■ **AVAILABLE DATA**
───

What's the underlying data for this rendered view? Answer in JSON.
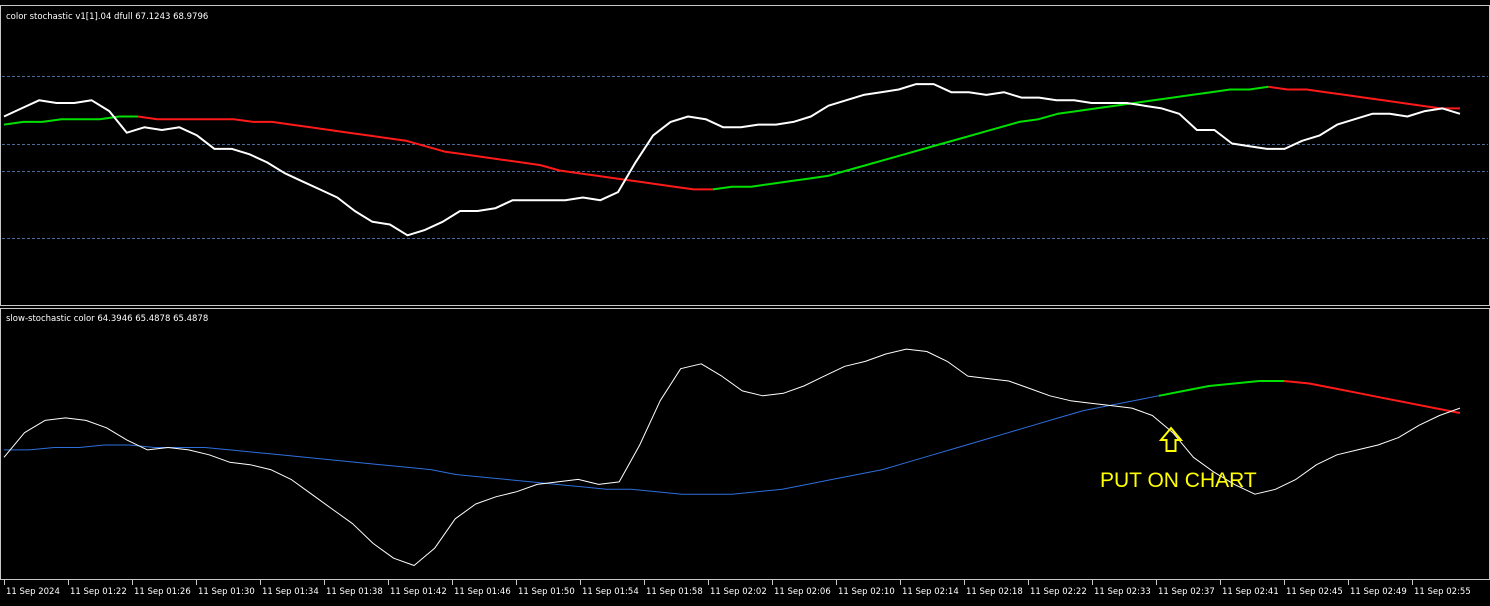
{
  "colors": {
    "background": "#000000",
    "frame": "#c8c8c8",
    "level_line": "#4a6a9a",
    "main_line": "#ffffff",
    "up": "#00e000",
    "down": "#ff1a1a",
    "signal_blue": "#2f6fdc",
    "annotation": "#ffff00"
  },
  "top_panel": {
    "label": "color stochastic v1[1].04 dfull 67.1243 68.9796"
  },
  "bottom_panel": {
    "label": "slow-stochastic color 64.3946 65.4878 65.4878"
  },
  "annotation": {
    "text": "PUT ON CHART",
    "icon": "up-arrow-icon"
  },
  "time_axis": {
    "labels": [
      "11 Sep 2024",
      "11 Sep 01:22",
      "11 Sep 01:26",
      "11 Sep 01:30",
      "11 Sep 01:34",
      "11 Sep 01:38",
      "11 Sep 01:42",
      "11 Sep 01:46",
      "11 Sep 01:50",
      "11 Sep 01:54",
      "11 Sep 01:58",
      "11 Sep 02:02",
      "11 Sep 02:06",
      "11 Sep 02:10",
      "11 Sep 02:14",
      "11 Sep 02:18",
      "11 Sep 02:22",
      "11 Sep 02:33",
      "11 Sep 02:37",
      "11 Sep 02:41",
      "11 Sep 02:45",
      "11 Sep 02:49",
      "11 Sep 02:55"
    ]
  },
  "chart_data": [
    {
      "type": "line",
      "title": "color stochastic v1[1].04 dfull 67.1243 68.9796",
      "ylim": [
        0,
        100
      ],
      "levels": [
        80,
        55,
        45,
        20
      ],
      "x": [
        0,
        2,
        4,
        6,
        8,
        10,
        12,
        14,
        16,
        18,
        20,
        22,
        24,
        26,
        28,
        30,
        32,
        34,
        36,
        38,
        40,
        42,
        44,
        46,
        48,
        50,
        52,
        54,
        56,
        58,
        60,
        62,
        64,
        66,
        68,
        70,
        72,
        74,
        76,
        78,
        80,
        82,
        84,
        86,
        88,
        90,
        92,
        94,
        96,
        98,
        100,
        102,
        104,
        106,
        108,
        110,
        112,
        114,
        116,
        118,
        120,
        122,
        124,
        126,
        128,
        130,
        132,
        134,
        136,
        138,
        140,
        142,
        144,
        146,
        148,
        150,
        152,
        154,
        156,
        158,
        160,
        162,
        164,
        166,
        168,
        170,
        172,
        174,
        176,
        178,
        180,
        182,
        184,
        186,
        188,
        190,
        192,
        194,
        196,
        198,
        200,
        202,
        204,
        206,
        208,
        210,
        212,
        214,
        216,
        218,
        220,
        222,
        224,
        226
      ],
      "series": [
        {
          "values": [
            65,
            68,
            71,
            70,
            70,
            71,
            67,
            59,
            61,
            60,
            61,
            58,
            53,
            53,
            51,
            48,
            44,
            41,
            38,
            35,
            30,
            26,
            25,
            21,
            23,
            26,
            30,
            30,
            31,
            34,
            34,
            34,
            34,
            35,
            34,
            37,
            48,
            58,
            63,
            65,
            64,
            61,
            61,
            62,
            62,
            63,
            65,
            69,
            71,
            73,
            74,
            75,
            77,
            77,
            74,
            74,
            73,
            74,
            72,
            72,
            71,
            71,
            70,
            70,
            70,
            69,
            68,
            66,
            60,
            60,
            55,
            54,
            53,
            53,
            56,
            58,
            62,
            64,
            66,
            66,
            65,
            67,
            68,
            66
          ],
          "x_values_step_note": "first 84 x points"
        },
        {
          "values": [
            62,
            63,
            63,
            64,
            64,
            64,
            65,
            65,
            64,
            64,
            64,
            64,
            64,
            63,
            63,
            62,
            61,
            60,
            59,
            58,
            57,
            56,
            54,
            52,
            51,
            50,
            49,
            48,
            47,
            45,
            44,
            43,
            42,
            41,
            40,
            39,
            38,
            38,
            39,
            39,
            40,
            41,
            42,
            43,
            45,
            47,
            49,
            51,
            53,
            55,
            57,
            59,
            61,
            63,
            64,
            66,
            67,
            68,
            69,
            70,
            71,
            72,
            73,
            74,
            75,
            75,
            76,
            75,
            75,
            74,
            73,
            72,
            71,
            70,
            69,
            68,
            68
          ]
        }
      ]
    },
    {
      "type": "line",
      "title": "slow-stochastic color 64.3946 65.4878 65.4878",
      "ylim": [
        0,
        100
      ],
      "series": [
        {
          "values": [
            45,
            55,
            60,
            61,
            60,
            57,
            52,
            48,
            49,
            48,
            46,
            43,
            42,
            40,
            36,
            30,
            24,
            18,
            10,
            4,
            1,
            8,
            20,
            26,
            29,
            31,
            34,
            35,
            36,
            34,
            35,
            50,
            68,
            81,
            83,
            78,
            72,
            70,
            71,
            74,
            78,
            82,
            84,
            87,
            89,
            88,
            84,
            78,
            77,
            76,
            73,
            70,
            68,
            67,
            66,
            65,
            62,
            55,
            45,
            39,
            34,
            30,
            32,
            36,
            42,
            46,
            48,
            50,
            53,
            58,
            62,
            65
          ]
        },
        {
          "values": [
            48,
            48,
            49,
            49,
            50,
            50,
            49,
            49,
            49,
            48,
            47,
            46,
            45,
            44,
            43,
            42,
            41,
            40,
            38,
            37,
            36,
            35,
            34,
            33,
            32,
            32,
            31,
            30,
            30,
            30,
            31,
            32,
            34,
            36,
            38,
            40,
            43,
            46,
            49,
            52,
            55,
            58,
            61,
            64,
            66,
            68,
            70,
            72,
            74,
            75,
            76,
            76,
            75,
            73,
            71,
            69,
            67,
            65,
            63
          ]
        }
      ]
    }
  ]
}
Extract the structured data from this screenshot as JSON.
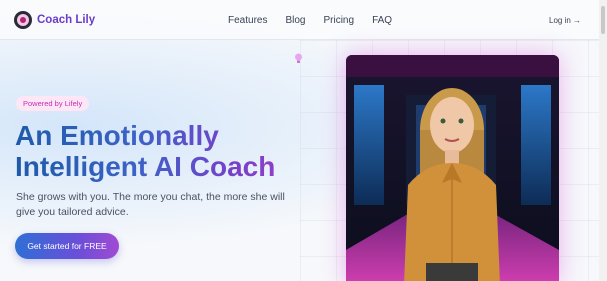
{
  "brand": {
    "name": "Coach Lily"
  },
  "nav": {
    "links": [
      "Features",
      "Blog",
      "Pricing",
      "FAQ"
    ],
    "login": "Log in →"
  },
  "hero": {
    "badge": "Powered by Lifely",
    "headline_line1": "An Emotionally",
    "headline_line2": "Intelligent AI Coach",
    "subtitle": "She grows with you. The more you chat, the more she will give you tailored advice.",
    "cta": "Get started for FREE"
  },
  "icons": {
    "logo": "logo-icon",
    "bulb": "lightbulb-icon"
  },
  "colors": {
    "brand_purple": "#6a3cc9",
    "cta_start": "#2f6fd6",
    "cta_end": "#a04ad2",
    "badge_text": "#c42fb3"
  }
}
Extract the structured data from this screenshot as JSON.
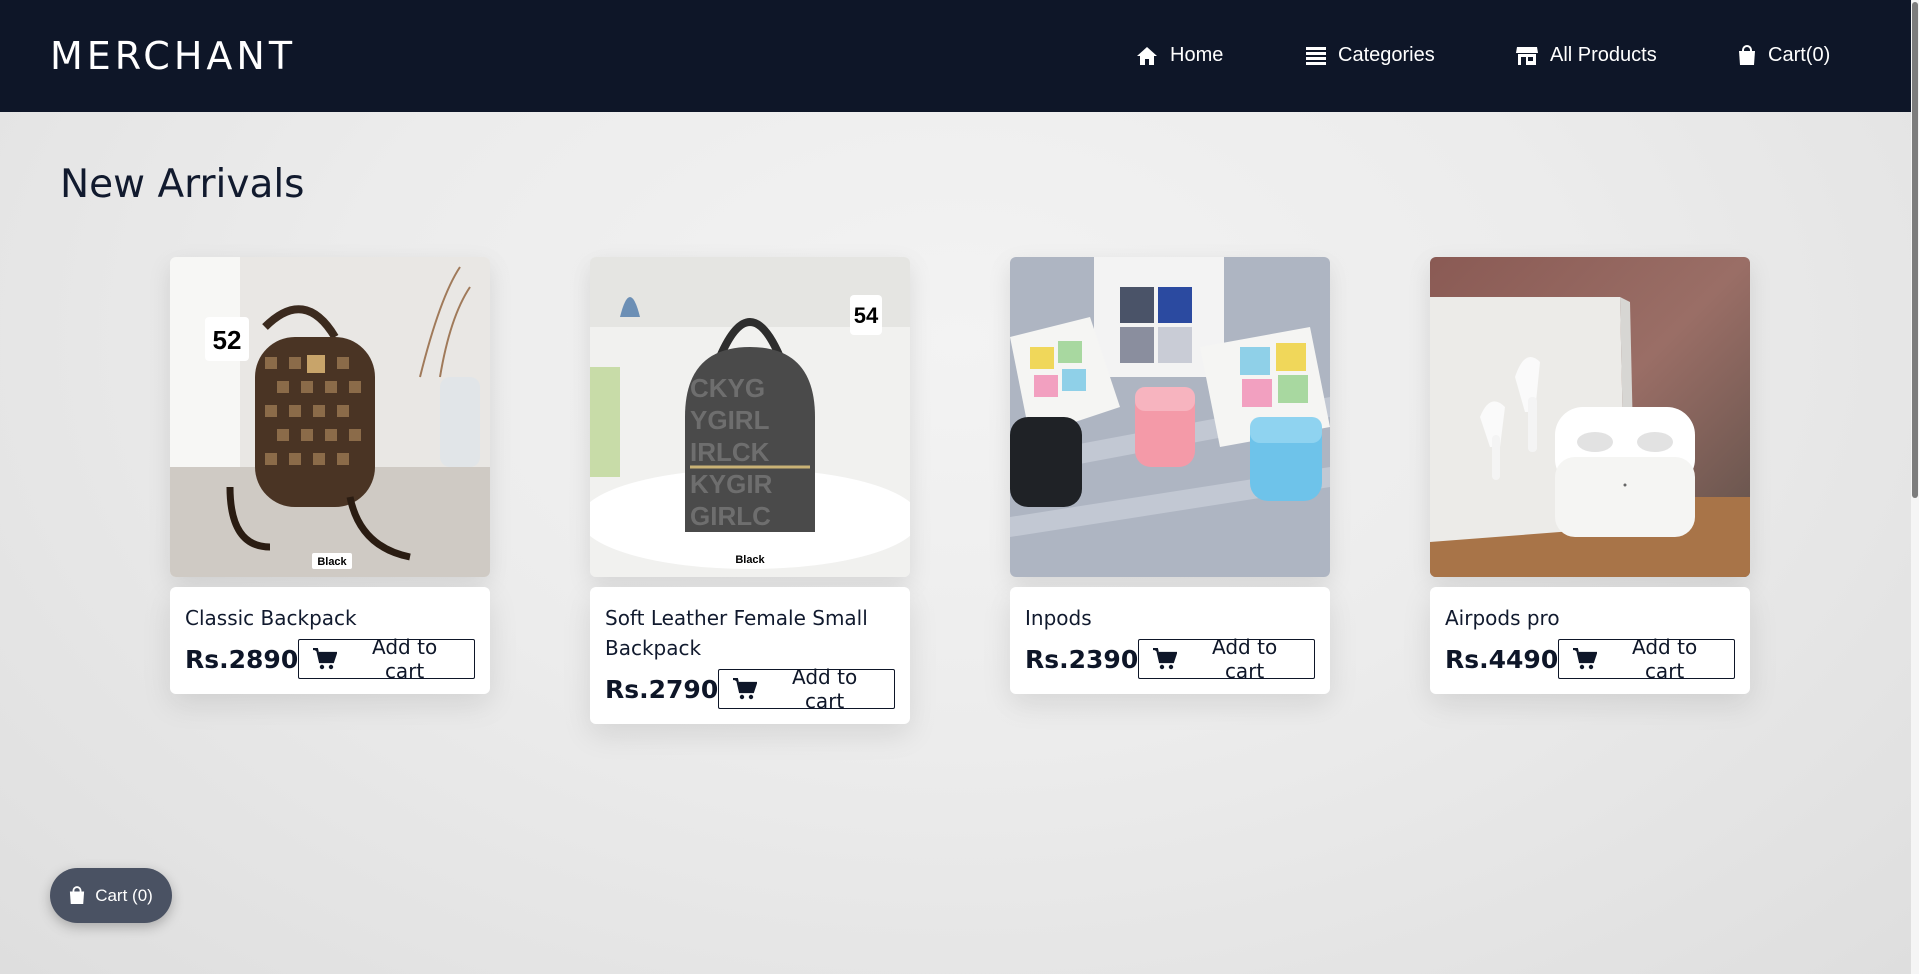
{
  "brand": "MERCHANT",
  "nav": {
    "home": "Home",
    "categories": "Categories",
    "all_products": "All Products",
    "cart": "Cart(0)"
  },
  "section_title": "New Arrivals",
  "products": [
    {
      "name": "Classic Backpack",
      "price": "Rs.2890",
      "button": "Add to cart",
      "badge": "52",
      "tag": "Black"
    },
    {
      "name": "Soft Leather Female Small Backpack",
      "price": "Rs.2790",
      "button": "Add to cart",
      "badge": "54",
      "tag": "Black"
    },
    {
      "name": "Inpods",
      "price": "Rs.2390",
      "button": "Add to cart"
    },
    {
      "name": "Airpods pro",
      "price": "Rs.4490",
      "button": "Add to cart"
    }
  ],
  "floating_cart": "Cart (0)",
  "colors": {
    "navbar": "#0e1628",
    "floating_cart": "#4a5263",
    "accent_text": "#111a2e"
  },
  "icons": [
    "home-icon",
    "list-icon",
    "store-icon",
    "shopping-bag-icon",
    "cart-icon"
  ]
}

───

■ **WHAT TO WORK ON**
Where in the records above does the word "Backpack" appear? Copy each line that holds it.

■ **YOUR SOLUTION**
      "name": "Classic Backpack",
      "name": "Soft Leather Female Small Backpack",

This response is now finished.